Chair and Associate Professor
- B.S., Harvey Mudd College
- M.A., San Francisco State University – Ethnic Studies
- M.A., Ph.D. University of Michigan – American Culture
As an interdisciplinary cultural historian, I explore how racial identities and politics are embedded within and expressed through cultural productions. My main interest is the social movements for racial justice of the late 1960s and early 1970s. My newest book, Rethinking the Asian American Movement, which is a synthesis of scholarship on the Asian American movement of the 60s and 70s, argues that the movement was inherently built upon commitments to interracial and transnational solidarities. My first book, Chains of Babylon: The Rise of Asian America, shows how the category of “Asian American,” which encompasses Asians of many ethnicities in the U.S., was created by Asian American movement and thoroughly imbued with anti-racist and anti-imperialist political commitments. I am currently working on a book project that explores the emergence of the trans-Pacific zone of cultural contact through examining the figure of Bruce Lee.
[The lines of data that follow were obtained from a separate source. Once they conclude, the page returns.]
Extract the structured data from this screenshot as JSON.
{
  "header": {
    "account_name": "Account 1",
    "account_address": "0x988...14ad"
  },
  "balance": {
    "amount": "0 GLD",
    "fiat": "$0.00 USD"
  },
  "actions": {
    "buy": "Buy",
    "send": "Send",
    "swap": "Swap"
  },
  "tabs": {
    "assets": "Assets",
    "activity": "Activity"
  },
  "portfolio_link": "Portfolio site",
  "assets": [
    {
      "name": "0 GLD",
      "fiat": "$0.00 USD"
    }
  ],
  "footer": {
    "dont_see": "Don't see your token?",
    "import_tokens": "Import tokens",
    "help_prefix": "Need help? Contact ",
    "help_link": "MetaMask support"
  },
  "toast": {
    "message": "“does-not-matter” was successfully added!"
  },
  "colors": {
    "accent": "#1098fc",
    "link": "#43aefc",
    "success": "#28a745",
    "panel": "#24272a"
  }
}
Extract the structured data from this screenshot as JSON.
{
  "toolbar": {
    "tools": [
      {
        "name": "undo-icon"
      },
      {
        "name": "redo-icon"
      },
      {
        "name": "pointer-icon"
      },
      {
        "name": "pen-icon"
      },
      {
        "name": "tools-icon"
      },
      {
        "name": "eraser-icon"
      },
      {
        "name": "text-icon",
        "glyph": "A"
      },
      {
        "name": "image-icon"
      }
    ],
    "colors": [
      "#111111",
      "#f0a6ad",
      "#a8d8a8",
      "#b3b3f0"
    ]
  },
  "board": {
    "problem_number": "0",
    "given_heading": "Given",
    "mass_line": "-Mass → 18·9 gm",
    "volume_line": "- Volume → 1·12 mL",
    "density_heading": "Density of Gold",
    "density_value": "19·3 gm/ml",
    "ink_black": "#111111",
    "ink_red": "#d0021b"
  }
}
I teach classes in Asian American studies, comparative ethnic studies, racial theory, and sports. As many of my students can attest, I am an avid fan of University of Michigan football and basketball. Go Blue!
- Rethinking the Asian American Movement. American Social and Political Movements of the Twentieth Century series, Routledge, 2011.
- Arturo Aldama, Elisa Facio, Daryl Maeda, and Reiland Rabaka, eds. Enduring Legacies: Ethnic Histories and Cultures of Colorado. University Press of Colorado, 2011.
- Chains of Babylon: The Rise of Asian America. Critical American Studies series, University of Minnesota Press, 2009.
- “The Asian American Movement.” In Speaking Out: Activism and Protest in the 1960s and 1970s, ed. Heather Thompson (New York: Prentice Hall, 2009).
- “Black Panthers, Red Guards, and Chinamen: Constructing Asian American Identity through Performing Blackness, 1969-1972.” American Quarterly 57, no. 4 (December 2005): 1079-1103. Winner of the Constance M. Rourke Prize by the American Studies Association for the best article published in American Quarterly in 2005.
- “S. I. Hayakawa, Asian American Radicalism, and the Dilemma of American Liberalism.” In The Human Tradition in California, eds. Clark Davis and David Igler (Wilmington, DE: Scholarly Resources Books, 2002), 193-208.
Please visit my web site for more information on my publications and research and teaching interests.